“But farmers are concerned the policy settings in areas such as freshwater and proposals on biodiversity are not workable or practical at a farm level, nor will they necessarily lead to better environmental outcomes.

“We want to work with the incoming government on improving the rules that have already being introduced and then focus on their implementation.”

UMR Research surveyed 660 farmers between 21st August-9th September 2020. The margin of error is ± 3.8%.

More like this

Back the sector that backs NZ

OPINION: The biggest issue currently facing our industry is environmental policy, writes Beef+Lamb NZ chief executive Sam McIvor.

Tailor vaccines

A one-size-fits-all vaccination programme does not suit different sheep systems, which all have different vaccine requirements.

Beef+Lamb pushing for changes

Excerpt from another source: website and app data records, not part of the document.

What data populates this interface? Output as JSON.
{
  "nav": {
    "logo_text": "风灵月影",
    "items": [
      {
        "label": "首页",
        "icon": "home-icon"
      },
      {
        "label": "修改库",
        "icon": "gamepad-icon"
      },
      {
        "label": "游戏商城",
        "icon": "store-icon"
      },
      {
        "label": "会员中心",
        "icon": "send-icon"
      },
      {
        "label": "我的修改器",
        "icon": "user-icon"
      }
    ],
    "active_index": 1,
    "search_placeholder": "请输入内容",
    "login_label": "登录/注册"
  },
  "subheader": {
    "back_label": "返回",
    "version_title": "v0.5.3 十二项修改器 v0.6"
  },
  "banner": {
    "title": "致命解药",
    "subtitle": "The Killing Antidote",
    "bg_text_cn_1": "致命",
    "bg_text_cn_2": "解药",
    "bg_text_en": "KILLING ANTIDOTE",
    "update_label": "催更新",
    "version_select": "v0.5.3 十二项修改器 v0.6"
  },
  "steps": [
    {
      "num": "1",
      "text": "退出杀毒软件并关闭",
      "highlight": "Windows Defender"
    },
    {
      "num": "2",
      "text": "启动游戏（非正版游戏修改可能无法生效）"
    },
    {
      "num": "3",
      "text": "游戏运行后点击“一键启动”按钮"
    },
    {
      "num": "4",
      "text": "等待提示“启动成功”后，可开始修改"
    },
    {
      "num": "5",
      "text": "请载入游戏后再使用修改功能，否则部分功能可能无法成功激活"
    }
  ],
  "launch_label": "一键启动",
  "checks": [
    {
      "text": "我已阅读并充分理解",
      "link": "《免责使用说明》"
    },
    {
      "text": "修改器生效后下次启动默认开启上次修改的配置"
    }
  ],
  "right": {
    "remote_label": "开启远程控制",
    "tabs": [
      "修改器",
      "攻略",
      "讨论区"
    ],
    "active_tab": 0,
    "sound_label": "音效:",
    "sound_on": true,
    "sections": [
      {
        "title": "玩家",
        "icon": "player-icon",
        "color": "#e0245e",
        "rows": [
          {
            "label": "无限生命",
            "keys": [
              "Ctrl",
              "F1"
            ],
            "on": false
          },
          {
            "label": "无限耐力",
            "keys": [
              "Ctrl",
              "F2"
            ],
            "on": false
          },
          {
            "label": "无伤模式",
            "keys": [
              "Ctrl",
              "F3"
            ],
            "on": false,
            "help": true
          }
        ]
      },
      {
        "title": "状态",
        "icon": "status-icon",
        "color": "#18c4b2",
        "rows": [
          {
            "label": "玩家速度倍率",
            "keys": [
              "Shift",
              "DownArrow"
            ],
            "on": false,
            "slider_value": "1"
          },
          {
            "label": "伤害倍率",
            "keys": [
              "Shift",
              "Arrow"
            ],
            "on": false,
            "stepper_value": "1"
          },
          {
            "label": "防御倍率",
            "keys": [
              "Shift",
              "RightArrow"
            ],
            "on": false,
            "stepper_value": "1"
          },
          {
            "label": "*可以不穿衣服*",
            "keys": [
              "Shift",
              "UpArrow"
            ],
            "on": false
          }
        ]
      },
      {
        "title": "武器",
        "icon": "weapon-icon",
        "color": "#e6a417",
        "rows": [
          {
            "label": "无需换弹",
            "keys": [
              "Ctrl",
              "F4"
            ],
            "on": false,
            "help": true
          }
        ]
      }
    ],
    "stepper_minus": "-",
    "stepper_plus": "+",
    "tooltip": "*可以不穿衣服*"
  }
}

Farmer-good organisation Beef+Lamb NZ (BLNZ) says it will continue to advocate for changes to the new fresh water regulations.



Govt link key to DairyNZ strategy

DairyNZ chairman Jim van der Poel says a constructive relationship with the Government is vital for the industry-good organisation.

Top student off to co-op

Massey University's top agricultural student for 2020 is off to join Fonterra and continue his interest and passion for the dairy industry.


Lamb price down, but not weak

While lamb prices are starting the new season at around 16% below last year’s levels, they are not outright weak,…

Quota split a major worry

New Zealand meat exporters want the EU and UK to get serious on reaching a deal on post-Brexit quotas.

NZ meat exports at risk

Nearly half of our country’s meat exports are at risk unless there is urgent action by government to allow migrant…

Machinery & Products

Claas cargo wagon

CLAAS has extended the versatility, productivity and user comfort of its CARGOS dual purpose transport wagons with the addition of…

These tractors are pumping

CLAAS has announced it will introduce a new automatic tyre inflation system across its AXION and ARION series of tractors.

Great hay cut at speed

Contractors and farmers on the lookout to mow and condition at higher speeds, while producing better quality hay and forage,…

Fendt enters NZ harvest market

Farm machinery brand Fendt has expanded into the harvester market in Australia and New Zealand, with is Ideal combine harvester.

» The RNG Weather Report

» Latest Print Issues Online

The Hound

He's back!

OPINION: This old mutt understands that former Fonterra chief executive Theo Spierings has landed himself a new gig back in his…


OPINION: Your canine crusader understands that the farmer’s favourite politician – Environment Minister David Parker – not content with implementing…

» Connect with Rural News

» eNewsletter

Subscribe to our weekly newsletter